With this installation the PepWave now has four WAN sources to choose from: LTE-A, 2.4 gHz WiFi as WAN (internal), 5.8 gHz WiFi as WAN (internal) and 2.4 gHz WiFi as WAN (external) using the SkyPro on the roof as the WAN source.

The PepWave has a single LAN ethernet port that is wired to an ethernet switch to service coach internet clients needing an ethernet connection.

Once configured the entire system is managed via the "Dashboard" on the PepWave (see image to right). In the Dashboard you use "drag and drop" to configure the hierarchy of WAN settings. If you place the WiFi Ranger in the top priority and connect you can then configure the WiFiRanger via it's Dashboard to look for various WiFi as WAN active sites.

In theory much of this could be done using the WiFiRanger control panel with the PepWave LAN port plugged into the WiFiRanger WAN port. However, based on my testing while the WiFiRanger will fail up and down through various WiFi sources, it will only fail down to a external WAN connection but not "fail up" from that external WAN connection when an internal WiFi as WAN source becomes available.

Based on my testing to date the PepWave will "fail up and down" though all four WAN sources available. What this all means is that if you are connected to a WiFi as WAN source that becomes unavailable, the PepWave will fail over to the LTE-A source then "fail up" to the WiFi as WAN source when it becomes available.

So that is the system. I am sure some rookies have their head spinning with all this. It took me a long time to find all the corners of this project.

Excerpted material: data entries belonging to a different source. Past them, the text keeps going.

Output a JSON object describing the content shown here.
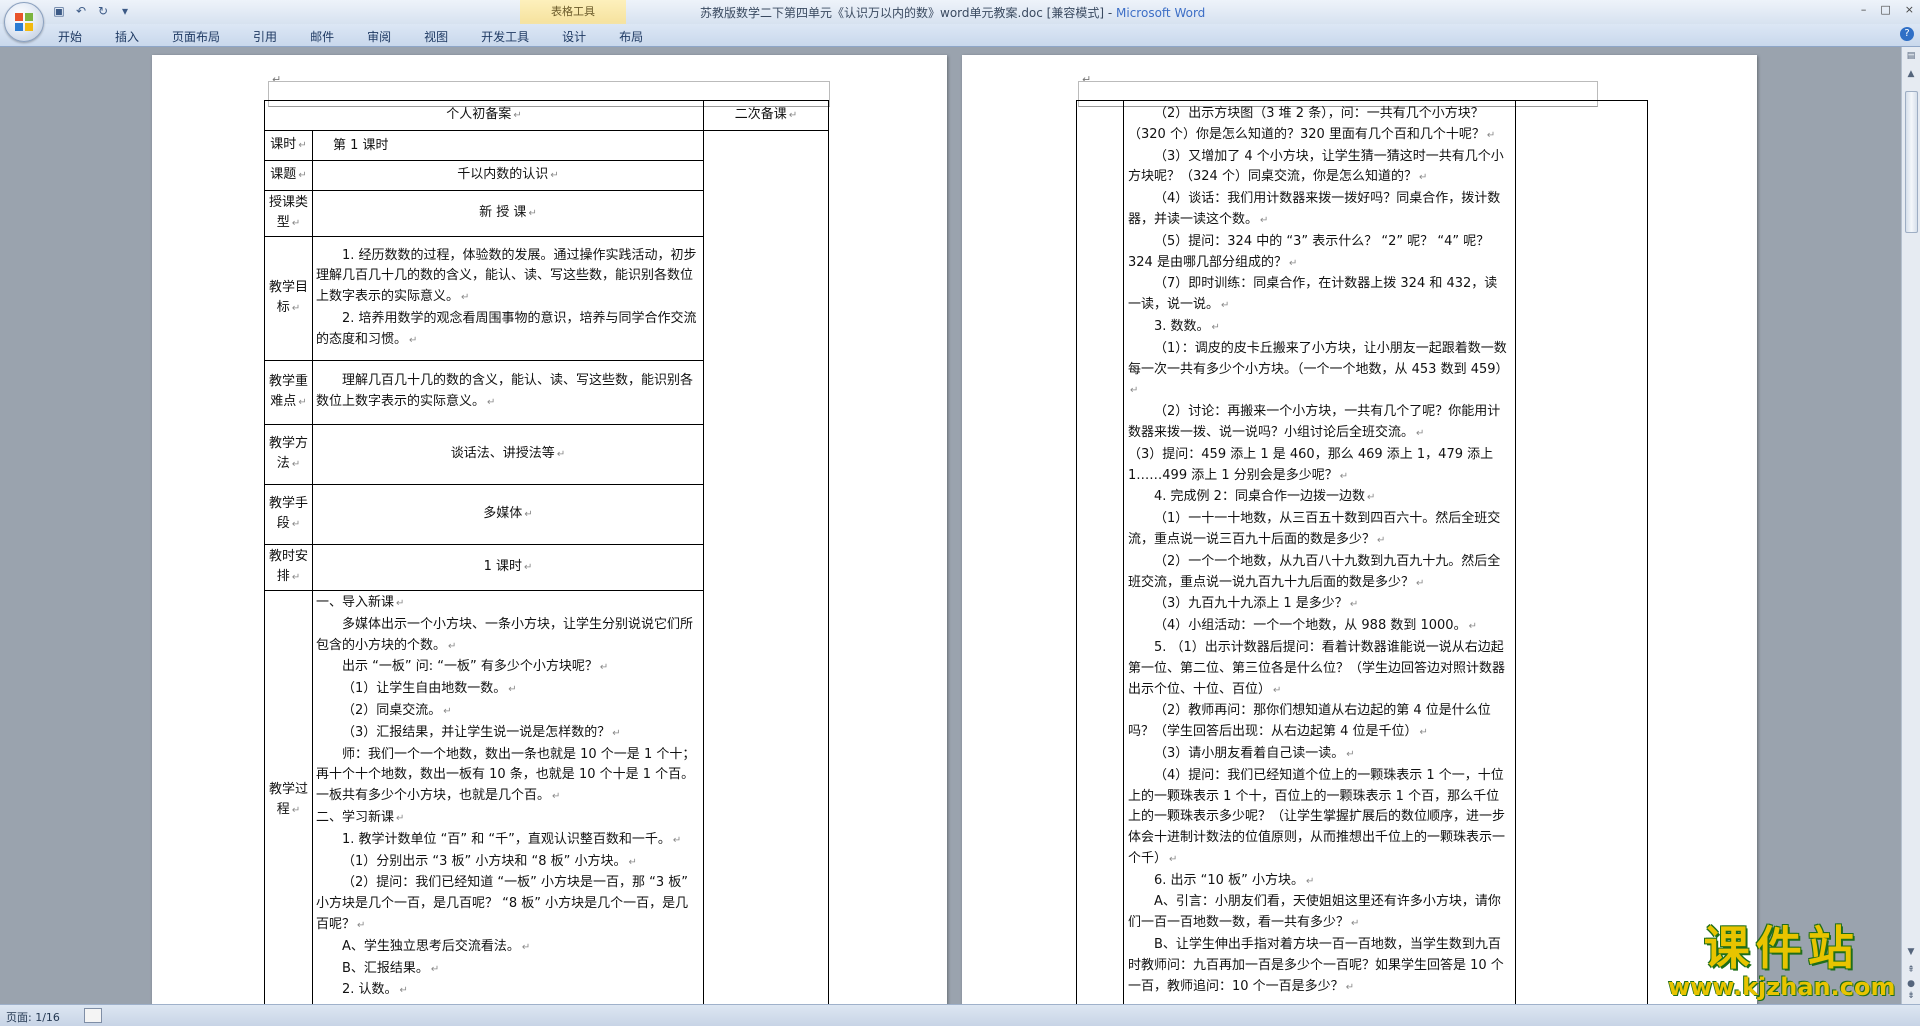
{
  "window": {
    "title": "苏教版数学二下第四单元《认识万以内的数》word单元教案.doc [兼容模式] - ",
    "app_name": "Microsoft Word",
    "context_tab_group": "表格工具",
    "controls": [
      "–",
      "□",
      "×"
    ]
  },
  "ribbon": {
    "tabs": [
      "开始",
      "插入",
      "页面布局",
      "引用",
      "邮件",
      "审阅",
      "视图",
      "开发工具",
      "设计",
      "布局"
    ],
    "help": "?"
  },
  "status": {
    "page": "页面: 1/16"
  },
  "paragraph_mark": "↵",
  "page1": {
    "header_personal": "个人初备案",
    "header_second": "二次备课",
    "rows": [
      {
        "label": "课时",
        "content": "第    1    课时"
      },
      {
        "label": "课题",
        "content": "千以内数的认识"
      },
      {
        "label": "授课类型",
        "content": "新 授 课"
      },
      {
        "label": "教学目标",
        "paras": [
          "1. 经历数数的过程，体验数的发展。通过操作实践活动，初步理解几百几十几的数的含义，能认、读、写这些数，能识别各数位上数字表示的实际意义。",
          "2. 培养用数学的观念看周围事物的意识，培养与同学合作交流的态度和习惯。"
        ]
      },
      {
        "label": "教学重难点",
        "paras": [
          "理解几百几十几的数的含义，能认、读、写这些数，能识别各数位上数字表示的实际意义。"
        ]
      },
      {
        "label": "教学方法",
        "content": "谈话法、讲授法等"
      },
      {
        "label": "教学手段",
        "content": "多媒体"
      },
      {
        "label": "教时安排",
        "content": "1 课时"
      },
      {
        "label": "教学过程",
        "paras": [
          "一、导入新课",
          "多媒体出示一个小方块、一条小方块，让学生分别说说它们所包含的小方块的个数。",
          "出示 “一板” 问: “一板” 有多少个小方块呢？",
          "（1）让学生自由地数一数。",
          "（2）同桌交流。",
          "（3）汇报结果，并让学生说一说是怎样数的？",
          "师：我们一个一个地数，数出一条也就是 10 个一是 1 个十；再十个十个地数，数出一板有 10 条，也就是 10 个十是 1 个百。 一板共有多少个小方块，也就是几个百。",
          "二、学习新课",
          "1. 教学计数单位 “百” 和 “千”，直观认识整百数和一千。",
          "（1）分别出示 “3 板” 小方块和 “8 板” 小方块。",
          "（2）提问：我们已经知道 “一板” 小方块是一百，那 “3 板” 小方块是几个一百，是几百呢？ “8 板” 小方块是几个一百，是几百呢？",
          "A、学生独立思考后交流看法。",
          "B、汇报结果。",
          "2. 认数。"
        ]
      }
    ]
  },
  "page2": {
    "paras": [
      "（2）出示方块图（3 堆 2 条），问：一共有几个小方块？（320 个）你是怎么知道的？320 里面有几个百和几个十呢？",
      "（3）又增加了 4 个小方块，让学生猜一猜这时一共有几个小方块呢？（324 个）同桌交流，你是怎么知道的？",
      "（4）谈话：我们用计数器来拨一拨好吗？同桌合作，拨计数器，并读一读这个数。",
      "（5）提问：324 中的 “3” 表示什么？ “2” 呢？ “4” 呢？324 是由哪几部分组成的？",
      "（7）即时训练：同桌合作，在计数器上拨 324 和 432，读一读，说一说。",
      "3. 数数。",
      "（1）：调皮的皮卡丘搬来了小方块，让小朋友一起跟着数一数每一次一共有多少个小方块。（一个一个地数，从 453 数到 459）",
      "（2）讨论：再搬来一个小方块，一共有几个了呢？你能用计数器来拨一拨、说一说吗？小组讨论后全班交流。",
      "（3）提问：459 添上 1 是 460，那么 469 添上 1，479 添上 1……499 添上 1 分别会是多少呢？",
      "4. 完成例 2：同桌合作一边拨一边数",
      "（1）一十一十地数，从三百五十数到四百六十。然后全班交流，重点说一说三百九十后面的数是多少？",
      "（2）一个一个地数，从九百八十九数到九百九十九。然后全班交流，重点说一说九百九十九后面的数是多少？",
      "（3）九百九十九添上 1 是多少？",
      "（4）小组活动：一个一个地数，从 988 数到 1000。",
      "5. （1）出示计数器后提问：看着计数器谁能说一说从右边起第一位、第二位、第三位各是什么位？（学生边回答边对照计数器出示个位、十位、百位）",
      "（2）教师再问：那你们想知道从右边起的第 4 位是什么位吗？（学生回答后出现：从右边起第 4 位是千位）",
      "（3）请小朋友看着自己读一读。",
      "（4）提问：我们已经知道个位上的一颗珠表示 1 个一，十位上的一颗珠表示 1 个十，百位上的一颗珠表示 1 个百，那么千位上的一颗珠表示多少呢？（让学生掌握扩展后的数位顺序，进一步体会十进制计数法的位值原则，从而推想出千位上的一颗珠表示一个千）",
      "6. 出示 “10 板” 小方块。",
      "A、引言：小朋友们看，天使姐姐这里还有许多小方块，请你们一百一百地数一数，看一共有多少？",
      "B、让学生伸出手指对着方块一百一百地数，当学生数到九百时教师问：九百再加一百是多少个一百呢？如果学生回答是 10 个一百，教师追问：10 个一百是多少？"
    ]
  },
  "watermark": {
    "text": "课件站",
    "url": "www.kjzhan.com"
  }
}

Someday soon this will all be out of date when SpaceX starts launching satellites for the Starlink System. Between now and then the next better system will hopefully be TMobile implementation of the 600 mHz, Channel 71 band for cellular communication. The more I read about Verizon 5G the more it looks like this will be a very high speed solution for urban areas but will likely not work well in the country.